• [DESCRIPTION OF THE TASK]: Return the records below exactly; pictures stay out.

• [SOURCE INFORMATION]:
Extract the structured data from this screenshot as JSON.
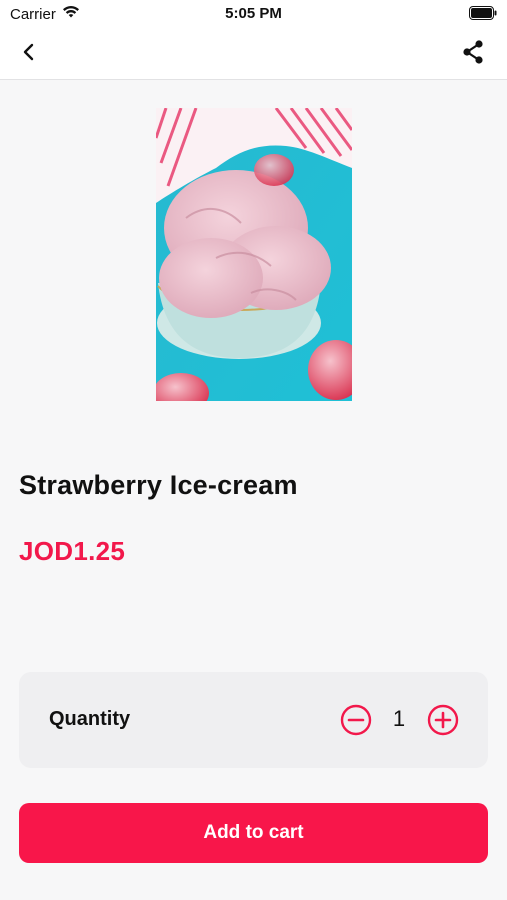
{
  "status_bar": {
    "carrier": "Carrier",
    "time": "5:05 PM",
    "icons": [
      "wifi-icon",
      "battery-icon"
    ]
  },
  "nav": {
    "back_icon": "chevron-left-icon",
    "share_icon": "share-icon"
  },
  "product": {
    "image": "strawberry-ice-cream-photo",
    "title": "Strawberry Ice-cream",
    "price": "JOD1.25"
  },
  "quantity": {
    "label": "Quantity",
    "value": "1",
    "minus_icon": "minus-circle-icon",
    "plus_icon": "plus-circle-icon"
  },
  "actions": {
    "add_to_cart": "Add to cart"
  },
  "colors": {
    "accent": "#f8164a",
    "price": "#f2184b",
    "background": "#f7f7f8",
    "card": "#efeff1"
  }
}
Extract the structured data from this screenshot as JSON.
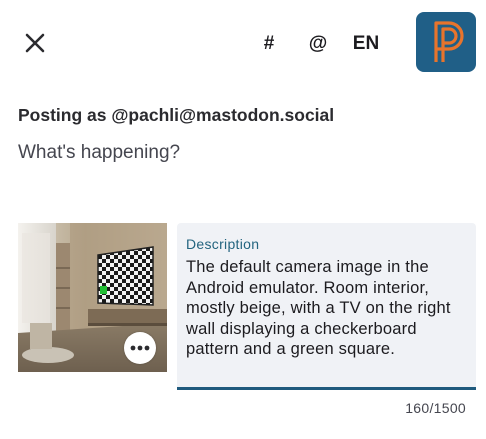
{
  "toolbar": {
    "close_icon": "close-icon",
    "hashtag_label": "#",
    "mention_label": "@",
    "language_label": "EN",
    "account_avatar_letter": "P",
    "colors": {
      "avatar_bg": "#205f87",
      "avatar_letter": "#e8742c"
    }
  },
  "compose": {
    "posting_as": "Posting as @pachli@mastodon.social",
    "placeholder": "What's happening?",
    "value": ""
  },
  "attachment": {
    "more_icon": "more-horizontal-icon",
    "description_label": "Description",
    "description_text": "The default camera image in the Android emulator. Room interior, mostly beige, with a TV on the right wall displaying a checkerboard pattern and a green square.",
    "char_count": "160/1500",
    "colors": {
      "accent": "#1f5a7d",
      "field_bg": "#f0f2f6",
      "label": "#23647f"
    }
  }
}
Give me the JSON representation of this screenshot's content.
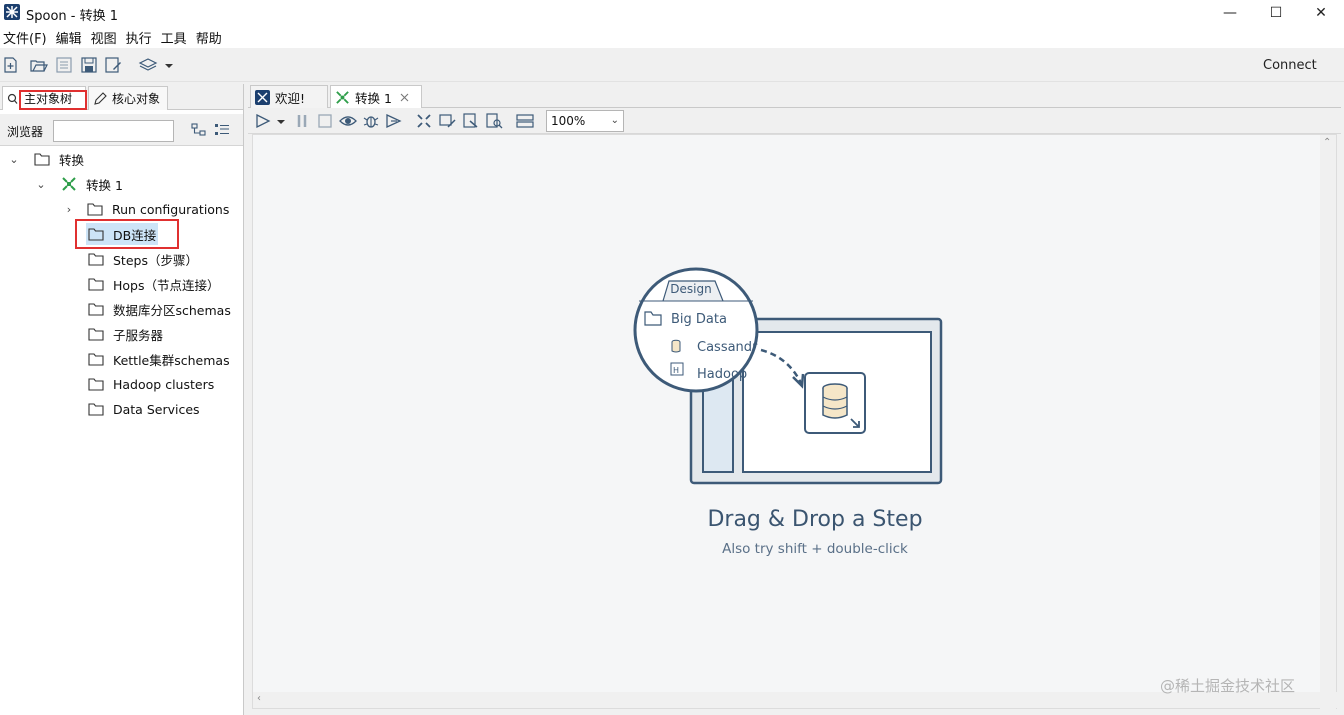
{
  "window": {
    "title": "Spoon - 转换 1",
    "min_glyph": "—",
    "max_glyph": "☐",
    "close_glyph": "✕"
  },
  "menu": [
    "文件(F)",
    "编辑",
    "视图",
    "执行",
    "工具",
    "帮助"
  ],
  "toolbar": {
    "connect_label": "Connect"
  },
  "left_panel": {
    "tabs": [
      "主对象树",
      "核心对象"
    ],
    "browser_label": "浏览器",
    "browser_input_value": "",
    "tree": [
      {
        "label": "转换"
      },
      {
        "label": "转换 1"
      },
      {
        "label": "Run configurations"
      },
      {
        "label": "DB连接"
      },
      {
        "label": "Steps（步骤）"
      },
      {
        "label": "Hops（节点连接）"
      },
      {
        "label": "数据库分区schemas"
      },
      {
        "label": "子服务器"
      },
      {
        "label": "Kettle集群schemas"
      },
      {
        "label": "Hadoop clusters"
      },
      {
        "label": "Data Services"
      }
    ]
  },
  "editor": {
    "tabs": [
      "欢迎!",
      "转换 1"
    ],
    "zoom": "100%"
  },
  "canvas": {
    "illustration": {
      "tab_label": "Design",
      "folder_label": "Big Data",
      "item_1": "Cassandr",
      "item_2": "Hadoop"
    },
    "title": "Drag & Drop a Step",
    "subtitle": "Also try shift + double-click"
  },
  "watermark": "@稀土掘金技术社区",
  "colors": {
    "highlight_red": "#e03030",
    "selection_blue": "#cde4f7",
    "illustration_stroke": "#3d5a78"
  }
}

• [ANSWER FOR THE TASK]:
Extract the structured data from this screenshot as JSON.
{
  "status_bar": {
    "carrier": "Carrier",
    "time": "5:05 PM",
    "icons": [
      "wifi-icon",
      "battery-icon"
    ]
  },
  "nav": {
    "back_icon": "chevron-left-icon",
    "share_icon": "share-icon"
  },
  "product": {
    "image": "strawberry-ice-cream-photo",
    "title": "Strawberry Ice-cream",
    "price": "JOD1.25"
  },
  "quantity": {
    "label": "Quantity",
    "value": "1",
    "minus_icon": "minus-circle-icon",
    "plus_icon": "plus-circle-icon"
  },
  "actions": {
    "add_to_cart": "Add to cart"
  },
  "colors": {
    "accent": "#f8164a",
    "price": "#f2184b",
    "background": "#f7f7f8",
    "card": "#efeff1"
  }
}
Extract the structured data from this screenshot as JSON.
{
  "toolbar": {
    "close_icon": "close-icon",
    "hashtag_label": "#",
    "mention_label": "@",
    "language_label": "EN",
    "account_avatar_letter": "P",
    "colors": {
      "avatar_bg": "#205f87",
      "avatar_letter": "#e8742c"
    }
  },
  "compose": {
    "posting_as": "Posting as @pachli@mastodon.social",
    "placeholder": "What's happening?",
    "value": ""
  },
  "attachment": {
    "more_icon": "more-horizontal-icon",
    "description_label": "Description",
    "description_text": "The default camera image in the Android emulator. Room interior, mostly beige, with a TV on the right wall displaying a checkerboard pattern and a green square.",
    "char_count": "160/1500",
    "colors": {
      "accent": "#1f5a7d",
      "field_bg": "#f0f2f6",
      "label": "#23647f"
    }
  }
}
Give me the JSON representation of this screenshot's content.
{
  "window": {
    "title": "Spoon - 转换 1",
    "min_glyph": "—",
    "max_glyph": "☐",
    "close_glyph": "✕"
  },
  "menu": [
    "文件(F)",
    "编辑",
    "视图",
    "执行",
    "工具",
    "帮助"
  ],
  "toolbar": {
    "connect_label": "Connect"
  },
  "left_panel": {
    "tabs": [
      "主对象树",
      "核心对象"
    ],
    "browser_label": "浏览器",
    "browser_input_value": "",
    "tree": [
      {
        "label": "转换"
      },
      {
        "label": "转换 1"
      },
      {
        "label": "Run configurations"
      },
      {
        "label": "DB连接"
      },
      {
        "label": "Steps（步骤）"
      },
      {
        "label": "Hops（节点连接）"
      },
      {
        "label": "数据库分区schemas"
      },
      {
        "label": "子服务器"
      },
      {
        "label": "Kettle集群schemas"
      },
      {
        "label": "Hadoop clusters"
      },
      {
        "label": "Data Services"
      }
    ]
  },
  "editor": {
    "tabs": [
      "欢迎!",
      "转换 1"
    ],
    "zoom": "100%"
  },
  "canvas": {
    "illustration": {
      "tab_label": "Design",
      "folder_label": "Big Data",
      "item_1": "Cassandr",
      "item_2": "Hadoop"
    },
    "title": "Drag & Drop a Step",
    "subtitle": "Also try shift + double-click"
  },
  "watermark": "@稀土掘金技术社区",
  "colors": {
    "highlight_red": "#e03030",
    "selection_blue": "#cde4f7",
    "illustration_stroke": "#3d5a78"
  }
}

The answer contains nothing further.